■ What is required ■
Once the pictures are set aside, reproduce all of the records exactly.
════
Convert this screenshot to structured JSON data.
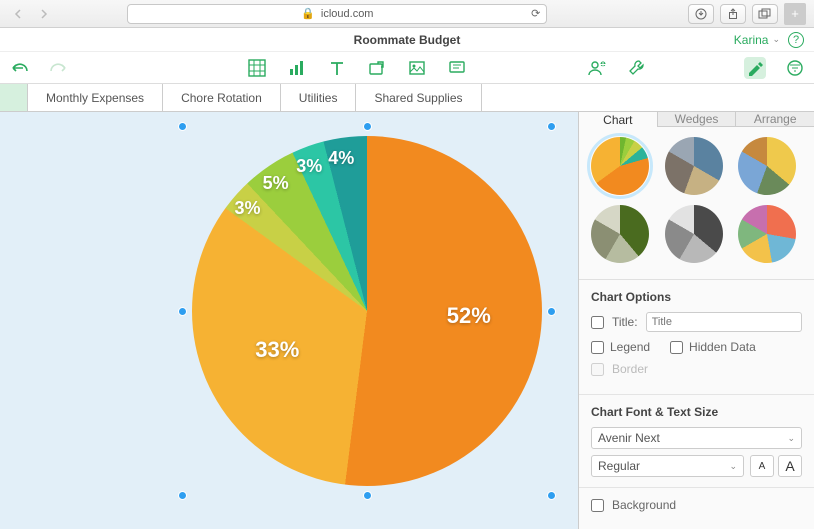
{
  "browser": {
    "url": "icloud.com"
  },
  "document": {
    "title": "Roommate Budget",
    "user": "Karina"
  },
  "sheetTabs": [
    "Monthly Expenses",
    "Chore Rotation",
    "Utilities",
    "Shared Supplies"
  ],
  "inspector": {
    "tabs": [
      "Chart",
      "Wedges",
      "Arrange"
    ],
    "styleSwatches": [
      "conic-gradient(#6fb62f 0 12deg,#9bce3d 12deg 30deg,#c8d046 30deg 50deg,#2bb39a 50deg 74deg,#f28a1f 74deg 234deg,#f6b233 234deg 360deg)",
      "conic-gradient(#5a82a0 0 120deg,#c6b183 120deg 200deg,#7c7268 200deg 300deg,#9aa6b3 300deg 360deg)",
      "conic-gradient(#efc94c 0 130deg,#6a8a5a 130deg 200deg,#7aa6d6 200deg 300deg,#c6893e 300deg 360deg)",
      "conic-gradient(#4a6b1f 0 140deg,#b6bca0 140deg 210deg,#8b8f73 210deg 300deg,#d6d7c6 300deg 360deg)",
      "conic-gradient(#4a4a4a 0 130deg,#b8b8b8 130deg 210deg,#8a8a8a 210deg 300deg,#e2e2e2 300deg 360deg)",
      "conic-gradient(#f06f4f 0 100deg,#6fb7d6 100deg 170deg,#f3c24a 170deg 240deg,#7fb77e 240deg 300deg,#c76fae 300deg 360deg)"
    ],
    "chartOptions": {
      "heading": "Chart Options",
      "titleLabel": "Title:",
      "titlePlaceholder": "Title",
      "legendLabel": "Legend",
      "hiddenLabel": "Hidden Data",
      "borderLabel": "Border"
    },
    "fontSection": {
      "heading": "Chart Font & Text Size",
      "font": "Avenir Next",
      "style": "Regular"
    },
    "backgroundLabel": "Background"
  },
  "chart_data": {
    "type": "pie",
    "title": "",
    "values": [
      52,
      33,
      3,
      5,
      3,
      4
    ],
    "labels": [
      "52%",
      "33%",
      "3%",
      "5%",
      "3%",
      "4%"
    ],
    "colors": [
      "#f28a1f",
      "#f6b233",
      "#c8d046",
      "#9bce3d",
      "#2cc6a5",
      "#1f9d99"
    ]
  }
}
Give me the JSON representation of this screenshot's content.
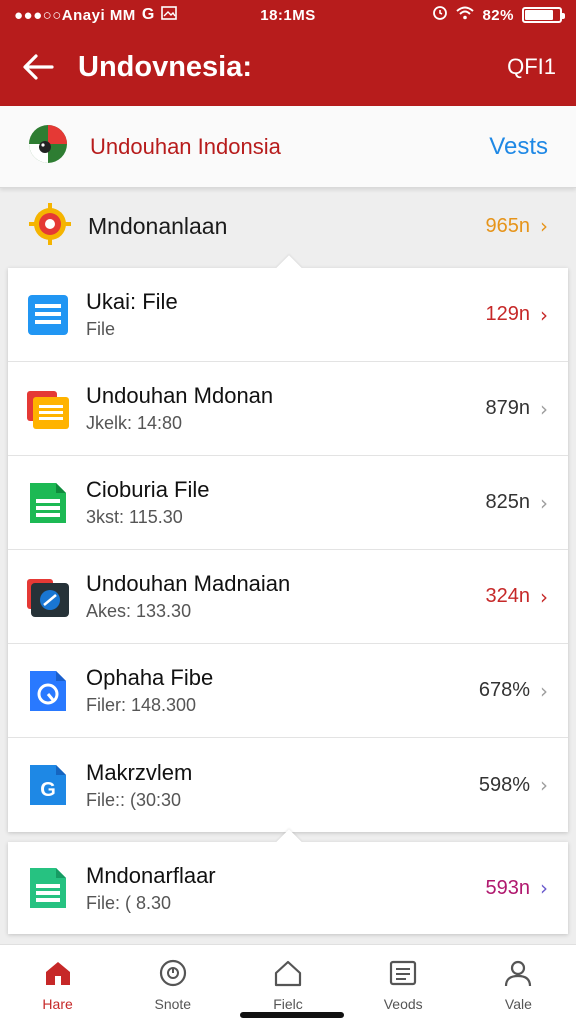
{
  "status_bar": {
    "carrier": "●●●○○Anayi MM",
    "time": "18:1MS",
    "battery": "82%",
    "battery_level": 0.82
  },
  "toolbar": {
    "title": "Undovnesia:",
    "action": "QFI1",
    "back_icon": "arrow-left-icon"
  },
  "source": {
    "title": "Undouhan Indonsia",
    "action": "Vests"
  },
  "summary": {
    "title": "Mndonanlaan",
    "value": "965n",
    "value_color": "#e6941a"
  },
  "files": [
    {
      "title": "Ukai: File",
      "subtitle": "File",
      "value": "129n",
      "icon": "doc-blue-icon",
      "value_color": "#c62828",
      "chevron_color": "#c62828"
    },
    {
      "title": "Undouhan Mdonan",
      "subtitle": "Jkelk: 14:80",
      "value": "879n",
      "icon": "folder-orange-icon",
      "value_color": "#333333",
      "chevron_color": "#9e9e9e"
    },
    {
      "title": "Cioburia File",
      "subtitle": "3kst: 115.30",
      "value": "825n",
      "icon": "sheet-green-icon",
      "value_color": "#333333",
      "chevron_color": "#9e9e9e"
    },
    {
      "title": "Undouhan Madnaian",
      "subtitle": "Akes: 133.30",
      "value": "324n",
      "icon": "folder-dark-icon",
      "value_color": "#c62828",
      "chevron_color": "#c62828"
    },
    {
      "title": "Ophaha Fibe",
      "subtitle": "Filer: 148.300",
      "value": "678%",
      "icon": "doc-gauge-icon",
      "value_color": "#333333",
      "chevron_color": "#9e9e9e"
    },
    {
      "title": "Makrzvlem",
      "subtitle": "File:: (30:30",
      "value": "598%",
      "icon": "doc-g-icon",
      "value_color": "#333333",
      "chevron_color": "#9e9e9e"
    }
  ],
  "extra_file": {
    "title": "Mndonarflaar",
    "subtitle": "File: ( 8.30",
    "value": "593n",
    "icon": "sheet-teal-icon",
    "value_color": "#b0186e",
    "chevron_color": "#6a5acd"
  },
  "nav": [
    {
      "label": "Hare",
      "icon": "home-icon",
      "active": true
    },
    {
      "label": "Snote",
      "icon": "clock-icon",
      "active": false
    },
    {
      "label": "Fielc",
      "icon": "house-outline-icon",
      "active": false
    },
    {
      "label": "Veods",
      "icon": "list-icon",
      "active": false
    },
    {
      "label": "Vale",
      "icon": "person-icon",
      "active": false
    }
  ]
}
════
■ The answer ■
Convert this screenshot to structured JSON data.
{
  "browser": {
    "url": "icloud.com"
  },
  "document": {
    "title": "Roommate Budget",
    "user": "Karina"
  },
  "sheetTabs": [
    "Monthly Expenses",
    "Chore Rotation",
    "Utilities",
    "Shared Supplies"
  ],
  "inspector": {
    "tabs": [
      "Chart",
      "Wedges",
      "Arrange"
    ],
    "styleSwatches": [
      "conic-gradient(#6fb62f 0 12deg,#9bce3d 12deg 30deg,#c8d046 30deg 50deg,#2bb39a 50deg 74deg,#f28a1f 74deg 234deg,#f6b233 234deg 360deg)",
      "conic-gradient(#5a82a0 0 120deg,#c6b183 120deg 200deg,#7c7268 200deg 300deg,#9aa6b3 300deg 360deg)",
      "conic-gradient(#efc94c 0 130deg,#6a8a5a 130deg 200deg,#7aa6d6 200deg 300deg,#c6893e 300deg 360deg)",
      "conic-gradient(#4a6b1f 0 140deg,#b6bca0 140deg 210deg,#8b8f73 210deg 300deg,#d6d7c6 300deg 360deg)",
      "conic-gradient(#4a4a4a 0 130deg,#b8b8b8 130deg 210deg,#8a8a8a 210deg 300deg,#e2e2e2 300deg 360deg)",
      "conic-gradient(#f06f4f 0 100deg,#6fb7d6 100deg 170deg,#f3c24a 170deg 240deg,#7fb77e 240deg 300deg,#c76fae 300deg 360deg)"
    ],
    "chartOptions": {
      "heading": "Chart Options",
      "titleLabel": "Title:",
      "titlePlaceholder": "Title",
      "legendLabel": "Legend",
      "hiddenLabel": "Hidden Data",
      "borderLabel": "Border"
    },
    "fontSection": {
      "heading": "Chart Font & Text Size",
      "font": "Avenir Next",
      "style": "Regular"
    },
    "backgroundLabel": "Background"
  },
  "chart_data": {
    "type": "pie",
    "title": "",
    "values": [
      52,
      33,
      3,
      5,
      3,
      4
    ],
    "labels": [
      "52%",
      "33%",
      "3%",
      "5%",
      "3%",
      "4%"
    ],
    "colors": [
      "#f28a1f",
      "#f6b233",
      "#c8d046",
      "#9bce3d",
      "#2cc6a5",
      "#1f9d99"
    ]
  }
}
Give me the JSON representation of this screenshot's content.
{
  "status_bar": {
    "carrier": "●●●○○Anayi MM",
    "time": "18:1MS",
    "battery": "82%",
    "battery_level": 0.82
  },
  "toolbar": {
    "title": "Undovnesia:",
    "action": "QFI1",
    "back_icon": "arrow-left-icon"
  },
  "source": {
    "title": "Undouhan Indonsia",
    "action": "Vests"
  },
  "summary": {
    "title": "Mndonanlaan",
    "value": "965n",
    "value_color": "#e6941a"
  },
  "files": [
    {
      "title": "Ukai: File",
      "subtitle": "File",
      "value": "129n",
      "icon": "doc-blue-icon",
      "value_color": "#c62828",
      "chevron_color": "#c62828"
    },
    {
      "title": "Undouhan Mdonan",
      "subtitle": "Jkelk: 14:80",
      "value": "879n",
      "icon": "folder-orange-icon",
      "value_color": "#333333",
      "chevron_color": "#9e9e9e"
    },
    {
      "title": "Cioburia File",
      "subtitle": "3kst: 115.30",
      "value": "825n",
      "icon": "sheet-green-icon",
      "value_color": "#333333",
      "chevron_color": "#9e9e9e"
    },
    {
      "title": "Undouhan Madnaian",
      "subtitle": "Akes: 133.30",
      "value": "324n",
      "icon": "folder-dark-icon",
      "value_color": "#c62828",
      "chevron_color": "#c62828"
    },
    {
      "title": "Ophaha Fibe",
      "subtitle": "Filer: 148.300",
      "value": "678%",
      "icon": "doc-gauge-icon",
      "value_color": "#333333",
      "chevron_color": "#9e9e9e"
    },
    {
      "title": "Makrzvlem",
      "subtitle": "File:: (30:30",
      "value": "598%",
      "icon": "doc-g-icon",
      "value_color": "#333333",
      "chevron_color": "#9e9e9e"
    }
  ],
  "extra_file": {
    "title": "Mndonarflaar",
    "subtitle": "File: ( 8.30",
    "value": "593n",
    "icon": "sheet-teal-icon",
    "value_color": "#b0186e",
    "chevron_color": "#6a5acd"
  },
  "nav": [
    {
      "label": "Hare",
      "icon": "home-icon",
      "active": true
    },
    {
      "label": "Snote",
      "icon": "clock-icon",
      "active": false
    },
    {
      "label": "Fielc",
      "icon": "house-outline-icon",
      "active": false
    },
    {
      "label": "Veods",
      "icon": "list-icon",
      "active": false
    },
    {
      "label": "Vale",
      "icon": "person-icon",
      "active": false
    }
  ]
}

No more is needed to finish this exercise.